Clean Eating Basics
You may have heard people talk about eating a “clean” diet. While there is no specific definition for clean foods, eating clean basics imply sticking with foods that are as close as possible to their natural state. You want to avoid preservatives, coloring and man-made chemicals.
Drinking lots of water aids a clean diet by keeping your system flushed. And for the most part you want to target fruits, vegetables, whole foods (items that have been processed or refined as little as possible and are free from additives or other artificial substances) and a plant-based diet.
The video below offers an excellent overview of eating clean basics. Be sure to watch the video now.
But exactly how do you identify clean foods? When reading food labels, which you should be doing all the time, you want to avoid most foods with more than 5 ingredients.
One-ingredient foods, such as apples, oranges and other fruit in their natural state, are examples of clean foods. And you definitely want to avoid the big 3 added ingredients which cause the most havoc to your health – salt, sugar and dietary fats.
Another tip is to turn away from products that are “made with whole grains”. Instead, go for 100% whole-grain products. Refined grains such as bread, cereal and pasta which are made from white flour should also be avoided. But whole-grain pasta, cereal and bread are considered clean foods.

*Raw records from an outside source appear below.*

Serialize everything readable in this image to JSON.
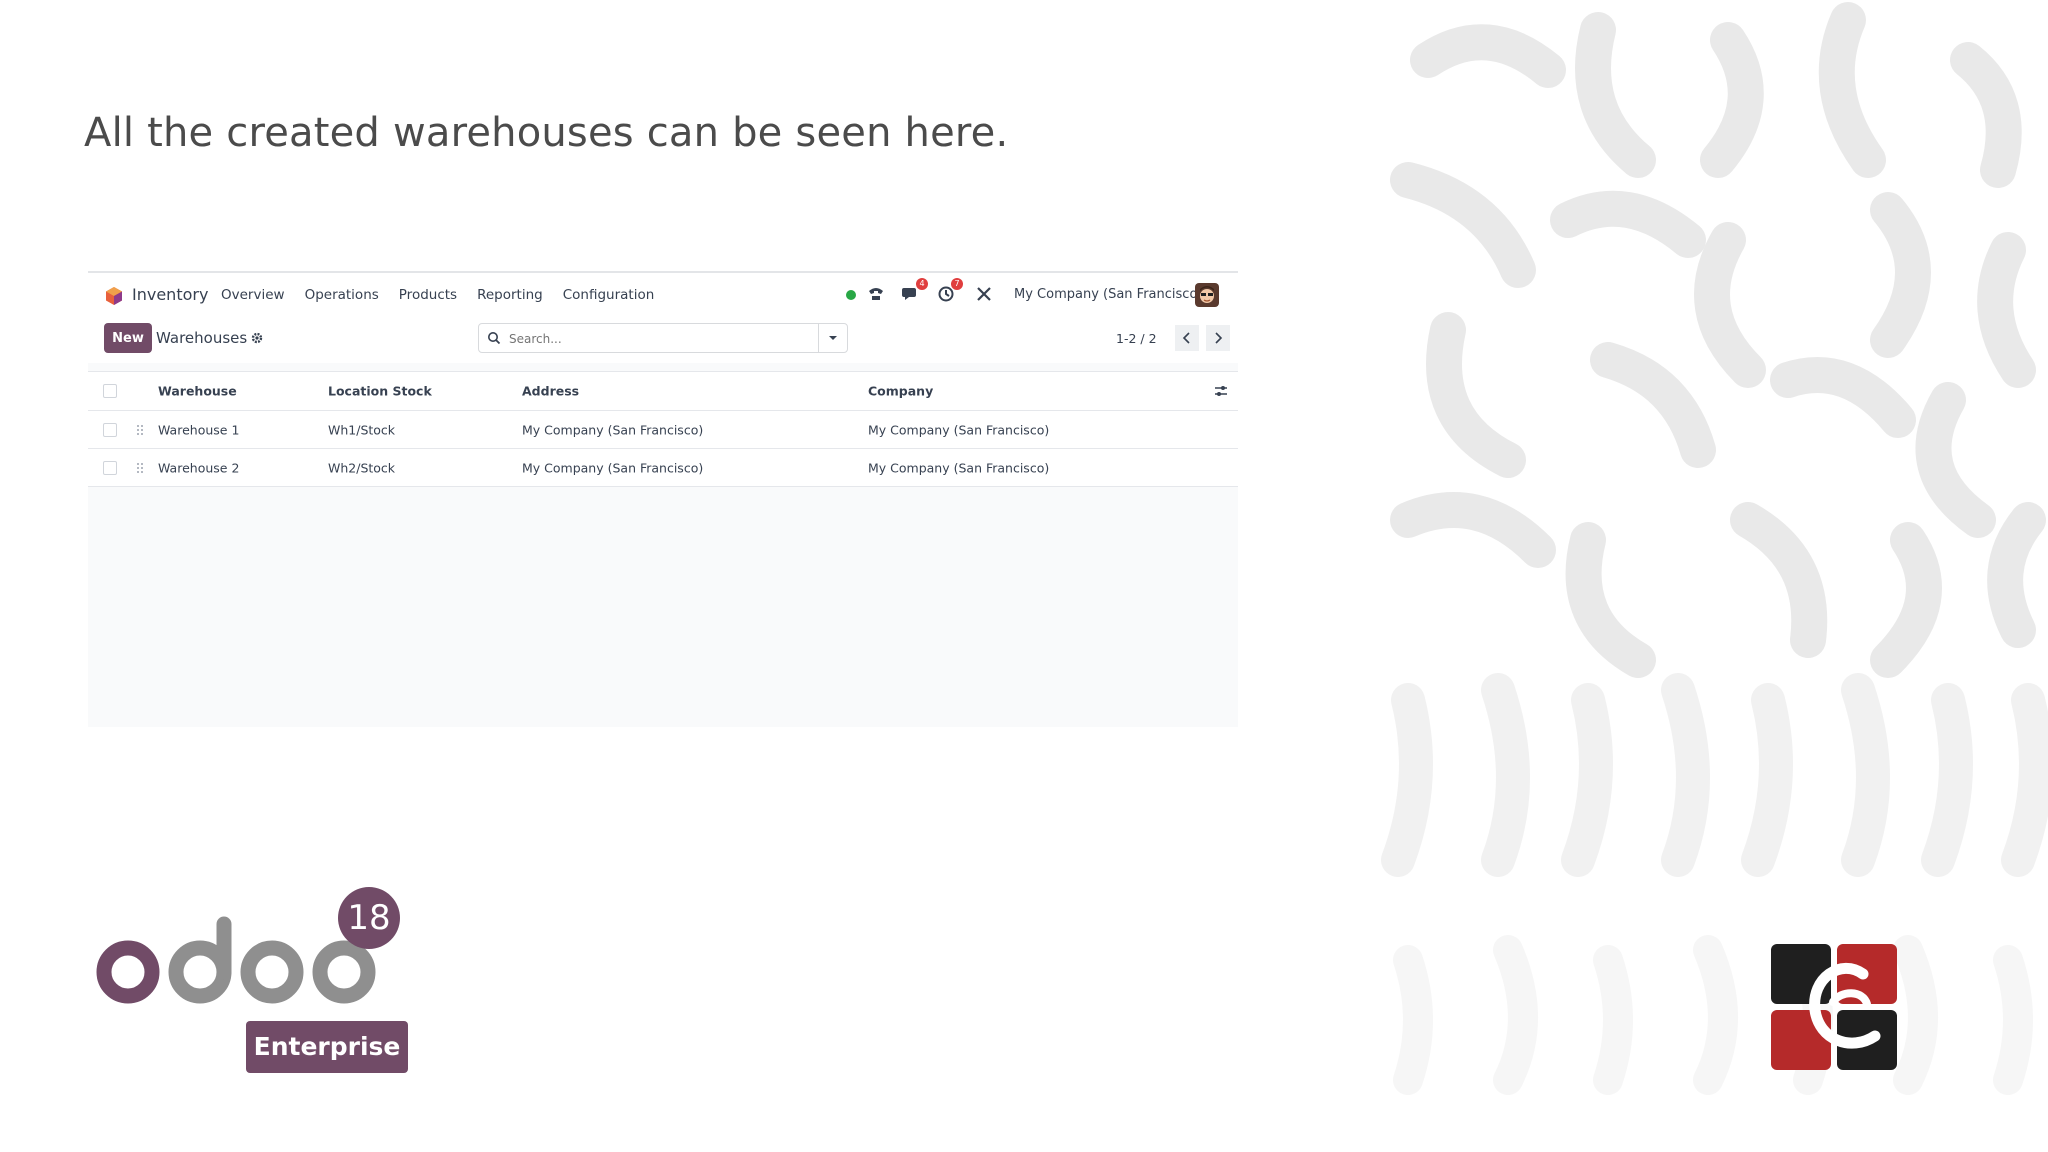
{
  "caption": "All the created warehouses can be seen here.",
  "app": {
    "name": "Inventory",
    "menu": [
      "Overview",
      "Operations",
      "Products",
      "Reporting",
      "Configuration"
    ],
    "status_color": "#28a745",
    "messages_badge": "4",
    "activities_badge": "7",
    "company": "My Company (San Francisco)"
  },
  "control": {
    "new_label": "New",
    "breadcrumb": "Warehouses",
    "search_placeholder": "Search...",
    "pager": "1-2 / 2"
  },
  "table": {
    "headers": [
      "Warehouse",
      "Location Stock",
      "Address",
      "Company"
    ],
    "rows": [
      [
        "Warehouse 1",
        "Wh1/Stock",
        "My Company (San Francisco)",
        "My Company (San Francisco)"
      ],
      [
        "Warehouse 2",
        "Wh2/Stock",
        "My Company (San Francisco)",
        "My Company (San Francisco)"
      ]
    ]
  },
  "branding": {
    "version": "18",
    "edition": "Enterprise",
    "accent": "#714b67"
  }
}
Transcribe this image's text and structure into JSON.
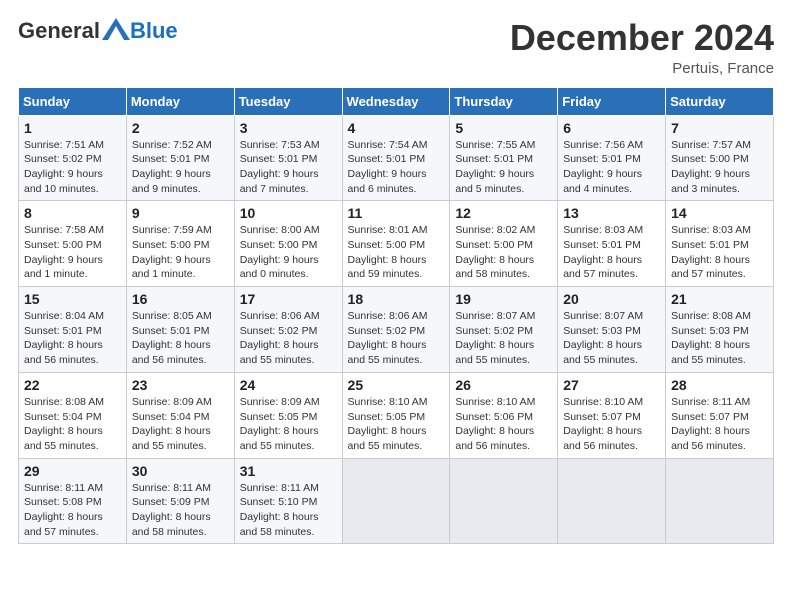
{
  "header": {
    "logo_general": "General",
    "logo_blue": "Blue",
    "month_title": "December 2024",
    "location": "Pertuis, France"
  },
  "weekdays": [
    "Sunday",
    "Monday",
    "Tuesday",
    "Wednesday",
    "Thursday",
    "Friday",
    "Saturday"
  ],
  "weeks": [
    [
      {
        "day": "1",
        "sunrise": "Sunrise: 7:51 AM",
        "sunset": "Sunset: 5:02 PM",
        "daylight": "Daylight: 9 hours and 10 minutes."
      },
      {
        "day": "2",
        "sunrise": "Sunrise: 7:52 AM",
        "sunset": "Sunset: 5:01 PM",
        "daylight": "Daylight: 9 hours and 9 minutes."
      },
      {
        "day": "3",
        "sunrise": "Sunrise: 7:53 AM",
        "sunset": "Sunset: 5:01 PM",
        "daylight": "Daylight: 9 hours and 7 minutes."
      },
      {
        "day": "4",
        "sunrise": "Sunrise: 7:54 AM",
        "sunset": "Sunset: 5:01 PM",
        "daylight": "Daylight: 9 hours and 6 minutes."
      },
      {
        "day": "5",
        "sunrise": "Sunrise: 7:55 AM",
        "sunset": "Sunset: 5:01 PM",
        "daylight": "Daylight: 9 hours and 5 minutes."
      },
      {
        "day": "6",
        "sunrise": "Sunrise: 7:56 AM",
        "sunset": "Sunset: 5:01 PM",
        "daylight": "Daylight: 9 hours and 4 minutes."
      },
      {
        "day": "7",
        "sunrise": "Sunrise: 7:57 AM",
        "sunset": "Sunset: 5:00 PM",
        "daylight": "Daylight: 9 hours and 3 minutes."
      }
    ],
    [
      {
        "day": "8",
        "sunrise": "Sunrise: 7:58 AM",
        "sunset": "Sunset: 5:00 PM",
        "daylight": "Daylight: 9 hours and 1 minute."
      },
      {
        "day": "9",
        "sunrise": "Sunrise: 7:59 AM",
        "sunset": "Sunset: 5:00 PM",
        "daylight": "Daylight: 9 hours and 1 minute."
      },
      {
        "day": "10",
        "sunrise": "Sunrise: 8:00 AM",
        "sunset": "Sunset: 5:00 PM",
        "daylight": "Daylight: 9 hours and 0 minutes."
      },
      {
        "day": "11",
        "sunrise": "Sunrise: 8:01 AM",
        "sunset": "Sunset: 5:00 PM",
        "daylight": "Daylight: 8 hours and 59 minutes."
      },
      {
        "day": "12",
        "sunrise": "Sunrise: 8:02 AM",
        "sunset": "Sunset: 5:00 PM",
        "daylight": "Daylight: 8 hours and 58 minutes."
      },
      {
        "day": "13",
        "sunrise": "Sunrise: 8:03 AM",
        "sunset": "Sunset: 5:01 PM",
        "daylight": "Daylight: 8 hours and 57 minutes."
      },
      {
        "day": "14",
        "sunrise": "Sunrise: 8:03 AM",
        "sunset": "Sunset: 5:01 PM",
        "daylight": "Daylight: 8 hours and 57 minutes."
      }
    ],
    [
      {
        "day": "15",
        "sunrise": "Sunrise: 8:04 AM",
        "sunset": "Sunset: 5:01 PM",
        "daylight": "Daylight: 8 hours and 56 minutes."
      },
      {
        "day": "16",
        "sunrise": "Sunrise: 8:05 AM",
        "sunset": "Sunset: 5:01 PM",
        "daylight": "Daylight: 8 hours and 56 minutes."
      },
      {
        "day": "17",
        "sunrise": "Sunrise: 8:06 AM",
        "sunset": "Sunset: 5:02 PM",
        "daylight": "Daylight: 8 hours and 55 minutes."
      },
      {
        "day": "18",
        "sunrise": "Sunrise: 8:06 AM",
        "sunset": "Sunset: 5:02 PM",
        "daylight": "Daylight: 8 hours and 55 minutes."
      },
      {
        "day": "19",
        "sunrise": "Sunrise: 8:07 AM",
        "sunset": "Sunset: 5:02 PM",
        "daylight": "Daylight: 8 hours and 55 minutes."
      },
      {
        "day": "20",
        "sunrise": "Sunrise: 8:07 AM",
        "sunset": "Sunset: 5:03 PM",
        "daylight": "Daylight: 8 hours and 55 minutes."
      },
      {
        "day": "21",
        "sunrise": "Sunrise: 8:08 AM",
        "sunset": "Sunset: 5:03 PM",
        "daylight": "Daylight: 8 hours and 55 minutes."
      }
    ],
    [
      {
        "day": "22",
        "sunrise": "Sunrise: 8:08 AM",
        "sunset": "Sunset: 5:04 PM",
        "daylight": "Daylight: 8 hours and 55 minutes."
      },
      {
        "day": "23",
        "sunrise": "Sunrise: 8:09 AM",
        "sunset": "Sunset: 5:04 PM",
        "daylight": "Daylight: 8 hours and 55 minutes."
      },
      {
        "day": "24",
        "sunrise": "Sunrise: 8:09 AM",
        "sunset": "Sunset: 5:05 PM",
        "daylight": "Daylight: 8 hours and 55 minutes."
      },
      {
        "day": "25",
        "sunrise": "Sunrise: 8:10 AM",
        "sunset": "Sunset: 5:05 PM",
        "daylight": "Daylight: 8 hours and 55 minutes."
      },
      {
        "day": "26",
        "sunrise": "Sunrise: 8:10 AM",
        "sunset": "Sunset: 5:06 PM",
        "daylight": "Daylight: 8 hours and 56 minutes."
      },
      {
        "day": "27",
        "sunrise": "Sunrise: 8:10 AM",
        "sunset": "Sunset: 5:07 PM",
        "daylight": "Daylight: 8 hours and 56 minutes."
      },
      {
        "day": "28",
        "sunrise": "Sunrise: 8:11 AM",
        "sunset": "Sunset: 5:07 PM",
        "daylight": "Daylight: 8 hours and 56 minutes."
      }
    ],
    [
      {
        "day": "29",
        "sunrise": "Sunrise: 8:11 AM",
        "sunset": "Sunset: 5:08 PM",
        "daylight": "Daylight: 8 hours and 57 minutes."
      },
      {
        "day": "30",
        "sunrise": "Sunrise: 8:11 AM",
        "sunset": "Sunset: 5:09 PM",
        "daylight": "Daylight: 8 hours and 58 minutes."
      },
      {
        "day": "31",
        "sunrise": "Sunrise: 8:11 AM",
        "sunset": "Sunset: 5:10 PM",
        "daylight": "Daylight: 8 hours and 58 minutes."
      },
      null,
      null,
      null,
      null
    ]
  ]
}
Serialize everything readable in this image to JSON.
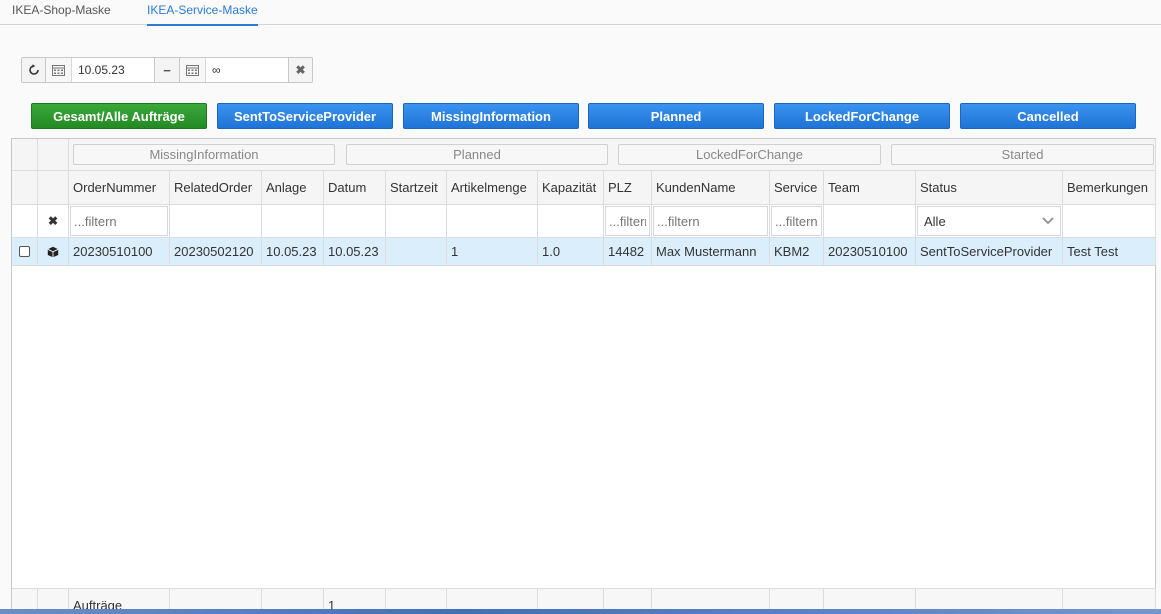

Generally speaking, if a food item has just one ingredient or is as close to its natural state as possible, it qualifies for clean eating. This means no more cans of soup or candy bars, fried chicken and french fries. Fresh poultry, seafood and meat are usually fine, as long as you take it easy on the creams or sauces.
Clean Eating Basics
Follow these tips for spotting clean foods:
1. If there are more than 5 ingredients, look for an alternative.
2. If the food you are thinking about purchasing is in a package, it has been processed to some point.
3. If you read a food label and there are ingredients with names that you cannot pronounce, put it back on the shelf.
4. Most foods with organic labels are cleaner than other options.
5. Avoid trans fats, monosodium glutamate (MSG), high fructose corn syrup, other sugars, sodium and other salts, and white flour.
6. If you see the following ingredients, you are looking at extremely processed foods – corn syrup, fruit juice concentrate, maltose, cane sugar, sodium, partially hydrogenated vegetable oil.
7. And if you purchase any of the following Dirty Dozen foods, choose organic whenever you can, and wash thoroughly before eating.
The Dirty Dozen foods are so named by the Environmental Working Group because they are extremely high in man-made chemicals and pesticides. When grown in the traditional manner, these 12 foods tested positive for anywhere from 47 to 67 different chemicals.
Sweet bell peppers
Kale, spinach and collard greens
Now that you know how to spot clean foods, we will next take a look at the best reasons for steering clear of processed foods, and sticking to clean eating basics. This will be the subject of an upcoming post. Be sure to check back.